Guest blog by Doug Noble and Karen Kensek

2017 PCI Foundation Studio in the School of Architecture at the University of Southern California continued the tradition of examining precast concrete in the context of Joshua Tree National Park. 

Fourth-year undergraduate architecture students were asked to design an entrance gate to the national park along with a restroom facility and small exhibition spaces.  Joshua Tree National Park is about a two-hour drive from downtown Los Angeles, and the location presents the students with special opportunities to take advantage of precast concrete. 

Students were challenged to design for the extreme climate, the distant construction location, the fragile condition of the natural landscape, a high-risk seismic zone, and the lack of easy access to normal utilities such as water and power.  Students were forbidden to respond to the difficult climate with standard mechanical equipment.

Joshua Tree National Park is a hot-dry extreme climate.  Wild temperature swings occur on the same day. Daytime temperatures routinely exceed 100 degrees, while nighttime temperatures regularly fall below freezing.  Joshua Tree is very large, and has different climate zones, all hot and dry.  Rainfall is typically less than five inches a year, but sudden rainfall and flash flooding also occur.  The high-mass properties of precast can be carefully designed to take advantage the temperature swings to store thermal energy. High-mass concrete walls and roof elements left exposed to cold temperatures at night can be designed to give that cooling back to the interior spaces during the heat of the day.  Similarly, precast exposed to high daytime temperatures can help keep a building warm at night.

The natural landscape is very slow to recover from damage.  Areas in the park that were impacted by construction more than 50 years ago still show the signs of this impact. Students were charged with absolutely minimizing construction yard work areas, and we emphasized the possibilities for plant-produced precast as a solution.

Joshua Tree National Park is a very high seismic zone (think San Andreas fault and many similar geologic conditions).  Students needed to understand how precast assemblies can be tuned for movement, and how high-mass and high-seismic are not always natural enemies.

The PCI Foundation studio at USC is supported locally by Clark Pacific and PCI West.  Students toured two Clark Pacific precast plants. One plant visit was to learn about structural concrete: columns, beams, double-T's, and hollow-core.  The other plant was for building envelopes.  For students who had not previously heard of precast, the tours were eye-openers.  Doug Mooradian and Ruth Lehmann from PCI West also supported the studio with lectures, desk-critiques, and studio reviews. 
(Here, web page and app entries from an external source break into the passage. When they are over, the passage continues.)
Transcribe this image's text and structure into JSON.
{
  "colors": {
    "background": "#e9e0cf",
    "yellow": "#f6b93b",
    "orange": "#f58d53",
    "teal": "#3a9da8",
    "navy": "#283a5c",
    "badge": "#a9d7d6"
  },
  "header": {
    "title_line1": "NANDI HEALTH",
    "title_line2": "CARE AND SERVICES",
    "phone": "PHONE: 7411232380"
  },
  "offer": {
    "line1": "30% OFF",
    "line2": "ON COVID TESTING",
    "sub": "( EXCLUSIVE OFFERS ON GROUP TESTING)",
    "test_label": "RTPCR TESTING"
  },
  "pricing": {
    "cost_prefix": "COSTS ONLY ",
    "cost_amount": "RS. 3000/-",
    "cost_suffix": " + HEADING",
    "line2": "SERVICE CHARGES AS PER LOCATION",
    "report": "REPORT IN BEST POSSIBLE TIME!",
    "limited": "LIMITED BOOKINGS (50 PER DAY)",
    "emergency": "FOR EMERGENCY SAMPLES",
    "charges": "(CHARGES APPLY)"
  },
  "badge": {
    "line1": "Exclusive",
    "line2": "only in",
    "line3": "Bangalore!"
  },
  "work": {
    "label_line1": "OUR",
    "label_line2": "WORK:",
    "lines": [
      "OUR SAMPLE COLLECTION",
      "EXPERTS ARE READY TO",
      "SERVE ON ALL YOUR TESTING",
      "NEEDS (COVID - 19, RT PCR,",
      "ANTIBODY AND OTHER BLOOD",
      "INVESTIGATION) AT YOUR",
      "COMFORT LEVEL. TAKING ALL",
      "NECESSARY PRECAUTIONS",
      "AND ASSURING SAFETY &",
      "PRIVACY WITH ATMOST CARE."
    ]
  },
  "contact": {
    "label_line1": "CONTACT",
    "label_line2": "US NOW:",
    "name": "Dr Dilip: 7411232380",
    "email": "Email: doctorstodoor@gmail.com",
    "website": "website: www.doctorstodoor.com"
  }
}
This year we went beyond the standard walking tour and powerpoint presentations of precast plants and precast building case studies.  For the first time, our students actually got directly involved in physically making precast, including GFRC.  Led by Brad Williams and Sal Cruz from Clark Pacific, the USC Architecture students received safety training followed by a full direct exposure to all of the steps in making precast and GFRC.  Clark Pacific went well beyond any reasonable expectations and dedicated considerable staff resources.  Sal Cruz taught the students to wire-tie rebar, and Robert Villa added expert advice and demonstrated additional advanced wire-tie techniques.  Villa's hands were too fast, and he patiently slowed down his demonstration until the students could repeat it successfully using a training rebar frame.  Leni Garcia and his GFRC team demonstrated the techniques, and then had each student do the work themselves.  Rich Hundall and Alfred Toves were instrumental throughout the day as Williams kept up constant communication with his team by radio, always advising the Clark Pacific team as to what the USC group was doing and what was coming next.  The students moved from station to station always just in time for the next step, and the students learned that timing